Dreyfuss and Djedaini take issue with our statement regarding the statistical power of their study. They argue that confidence intervals are more appropriate when interpreting data. Our point was that the sample size in previous studies was relatively small. [1,2]Statistically, this could be reflected as a low statistical power or as a wide confidence interval. The confidence intervals reported by Dreyfuss et al. are very wide. [1,2]In their first paper, the confidence intervals are 16.9-49.3% for the control group (48-h circuit changes) and 13.248.7% for the study group (no circuit changes). In other words, it is statistically possible that the pneumonia rate in the control group was 20%, and the pneumonia rate in the study group was 40%. The only way to resolve this concern is to increase the sample size, which will narrow the confidence limits and increase the statistical power. Comparison of the Dreyfuss et al. [1,2]studies further illustrates the issue related to small sample sizes. In the first study, the overall ventilator-associated pneumonia rate was about 30%, whereas it is only about 10% in the second study. This might cause one to question whether the subjects in these two studies represent the same population of patients. However, it is likely that these data represent the same population of patients because of the overlap of confidence intervals between the two studies. Statistically, one cannot rule out the possibility that the pneumonia rates would have been similar in the two studies if the sample size was large enough.
Although our study and that conducted by Dreyfuss et al. are methodologically different, we believe that our studies are complimentary, and each adds credibility to the other. Despite different study designs, our conclusions are similar. That is, ventilator circuits can be changed at 7-day or longer intervals, thus reducing costs without detriment to the patient.
Dean Hess, Ph.D., R.R.T., Research Coordinator, Department of Respiratory Care, Massachusetts General Hospital, Instructor in Anesthesia, Harvard Medical School

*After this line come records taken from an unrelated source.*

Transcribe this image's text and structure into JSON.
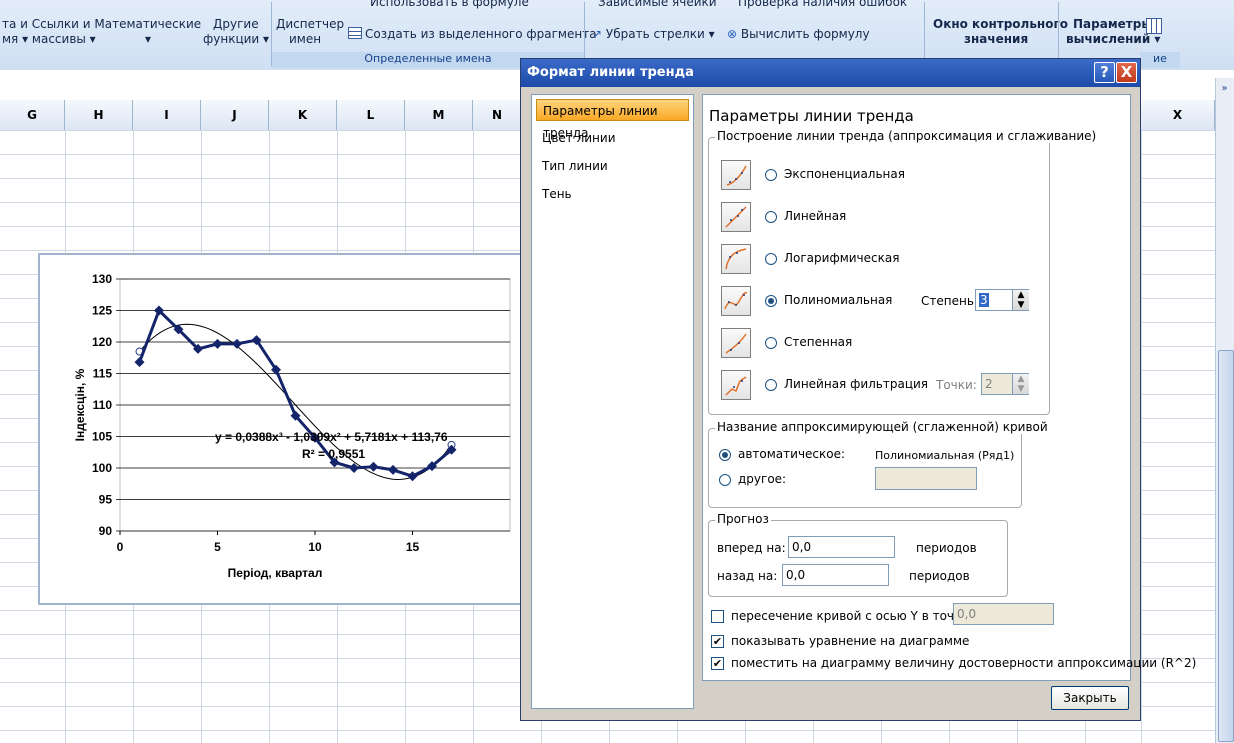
{
  "ribbon": {
    "items": {
      "r1": "та и  Ссылки и  Математические",
      "r1b": "мя ▾ массивы ▾",
      "r1c": "▾",
      "other": "Другие",
      "other2": "функции ▾",
      "dispatcher": "Диспетчер",
      "dispatcher2": "имен",
      "use_in_formula": "Использовать в формуле",
      "create_from_sel": "Создать из выделенного фрагмента",
      "dependent": "Зависимые ячейки",
      "check_errors": "Проверка наличия ошибок",
      "remove_arrows": "Убрать стрелки ▾",
      "eval_formula": "Вычислить формулу",
      "watch_window": "Окно контрольного",
      "watch_window2": "значения",
      "calc_params": "Параметры",
      "calc_params2": "вычислений ▾",
      "group_defined": "Определенные имена",
      "group_calc": "ие"
    }
  },
  "grid": {
    "columns": [
      "G",
      "H",
      "I",
      "J",
      "K",
      "L",
      "M",
      "N",
      "X"
    ]
  },
  "chart_data": {
    "type": "line",
    "title": "",
    "xlabel": "Період, квартал",
    "ylabel": "Індексцін, %",
    "xlim": [
      0,
      20
    ],
    "ylim": [
      90,
      130
    ],
    "xticks": [
      "0",
      "5",
      "10",
      "15"
    ],
    "yticks": [
      "90",
      "95",
      "100",
      "105",
      "110",
      "115",
      "120",
      "125",
      "130"
    ],
    "series": [
      {
        "x": [
          1,
          2,
          3,
          4,
          5,
          6,
          7,
          8,
          9,
          10,
          11,
          12,
          13,
          14,
          15,
          16,
          17
        ],
        "y": [
          116.8,
          125.0,
          122.0,
          118.9,
          119.7,
          119.7,
          120.3,
          115.6,
          108.3,
          104.8,
          100.9,
          100.0,
          100.2,
          99.7,
          98.7,
          100.3,
          102.9
        ]
      }
    ],
    "trendline": {
      "type": "polynomial",
      "order": 3,
      "coefficients": [
        0.0388,
        -1.0309,
        5.7181,
        113.76
      ]
    },
    "equation": "y = 0,0388x³ - 1,0309x² + 5,7181x + 113,76",
    "r_squared": "R² = 0,9551"
  },
  "dialog": {
    "title": "Формат линии тренда",
    "help": "?",
    "close_x": "X",
    "nav": [
      "Параметры линии тренда",
      "Цвет линии",
      "Тип линии",
      "Тень"
    ],
    "heading": "Параметры линии тренда",
    "group_build": "Построение линии тренда (аппроксимация и сглаживание)",
    "types": [
      "Экспоненциальная",
      "Линейная",
      "Логарифмическая",
      "Полиномиальная",
      "Степенная",
      "Линейная фильтрация"
    ],
    "degree_label": "Степень:",
    "degree_value": "3",
    "points_label": "Точки:",
    "points_value": "2",
    "group_name": "Название аппроксимирующей (сглаженной) кривой",
    "auto_label": "автоматическое:",
    "auto_value": "Полиномиальная (Ряд1)",
    "other_label": "другое:",
    "group_forecast": "Прогноз",
    "forward_label": "вперед на:",
    "forward_value": "0,0",
    "back_label": "назад на:",
    "back_value": "0,0",
    "periods": "периодов",
    "intercept_label": "пересечение кривой с осью Y в точке:",
    "intercept_value": "0,0",
    "show_equation": "показывать уравнение на диаграмме",
    "show_r2": "поместить на диаграмму величину достоверности аппроксимации (R^2)",
    "close_button": "Закрыть"
  }
}
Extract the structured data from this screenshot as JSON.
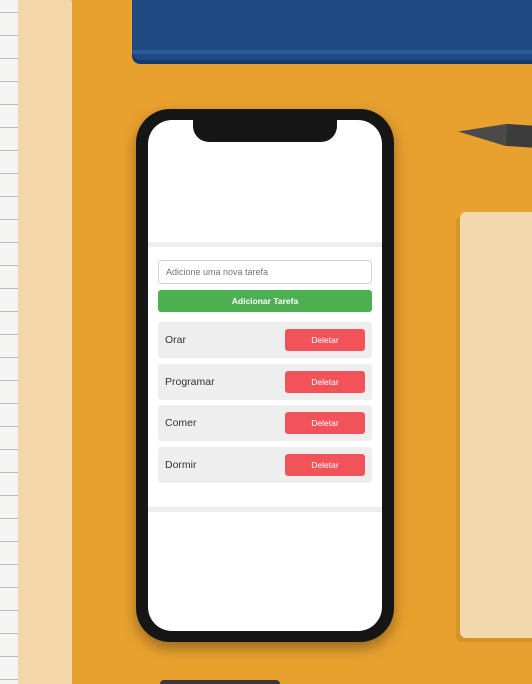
{
  "input": {
    "placeholder": "Adicione uma nova tarefa"
  },
  "add_button": {
    "label": "Adicionar Tarefa"
  },
  "tasks": [
    {
      "label": "Orar",
      "delete_label": "Deletar"
    },
    {
      "label": "Programar",
      "delete_label": "Deletar"
    },
    {
      "label": "Comer",
      "delete_label": "Deletar"
    },
    {
      "label": "Dormir",
      "delete_label": "Deletar"
    }
  ],
  "colors": {
    "background": "#e8a12e",
    "add_button": "#4caf50",
    "delete_button": "#f2535a",
    "item_background": "#eeeeee"
  }
}
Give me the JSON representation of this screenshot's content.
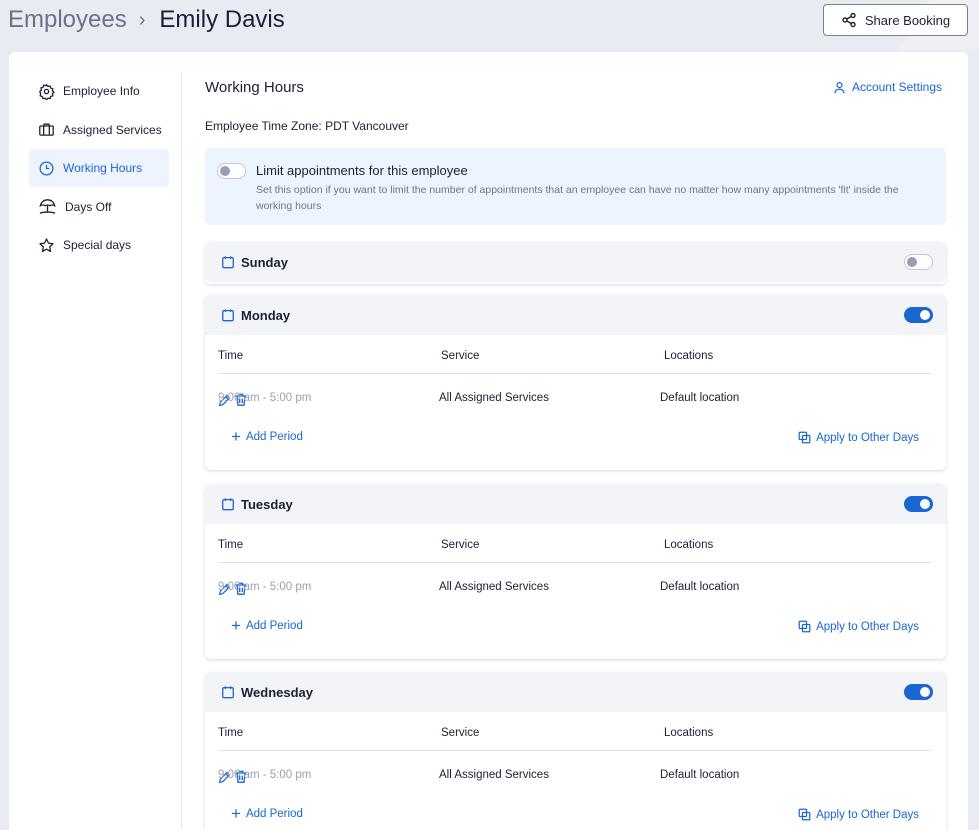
{
  "breadcrumb": {
    "root": "Employees",
    "separator": "›",
    "current": "Emily Davis"
  },
  "header": {
    "share_label": "Share Booking",
    "share_icon": "share-icon"
  },
  "sidebar": {
    "items": [
      {
        "label": "Employee Info",
        "icon": "gear-icon",
        "active": false
      },
      {
        "label": "Assigned Services",
        "icon": "briefcase-icon",
        "active": false
      },
      {
        "label": "Working Hours",
        "icon": "clock-icon",
        "active": true
      },
      {
        "label": "Days Off",
        "icon": "beach-umbrella-icon",
        "active": false
      },
      {
        "label": "Special days",
        "icon": "star-icon",
        "active": false
      }
    ]
  },
  "main": {
    "title": "Working Hours",
    "account_settings": "Account Settings",
    "timezone_label": "Employee Time Zone:",
    "timezone_value": "PDT Vancouver",
    "limit": {
      "enabled": false,
      "title": "Limit appointments for this employee",
      "description": "Set this option if you want to limit the number of appointments that an employee can have no matter how many appointments 'fit' inside the working hours"
    },
    "columns": {
      "time": "Time",
      "service": "Service",
      "locations": "Locations"
    },
    "add_period": "Add Period",
    "apply_other": "Apply to Other Days",
    "days": [
      {
        "name": "Sunday",
        "enabled": false,
        "periods": []
      },
      {
        "name": "Monday",
        "enabled": true,
        "periods": [
          {
            "time": "9:00 am - 5:00 pm",
            "service": "All Assigned Services",
            "location": "Default location"
          }
        ]
      },
      {
        "name": "Tuesday",
        "enabled": true,
        "periods": [
          {
            "time": "9:00 am - 5:00 pm",
            "service": "All Assigned Services",
            "location": "Default location"
          }
        ]
      },
      {
        "name": "Wednesday",
        "enabled": true,
        "periods": [
          {
            "time": "9:00 am - 5:00 pm",
            "service": "All Assigned Services",
            "location": "Default location"
          }
        ]
      }
    ]
  },
  "colors": {
    "accent": "#1a66d2",
    "active_bg": "#eef4fd"
  }
}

Robert M. Kacmarek, Ph.D., R.R.T., Director of Respiratory Care, Massachusetts General Hospital, Assistant Professor of Anesthesia, Harvard Medical School, Respiratory Care, Ellison 401, Massachusetts General Hospital Boston, Massachusetts 02114
(Accepted for publication July 14, 1995.)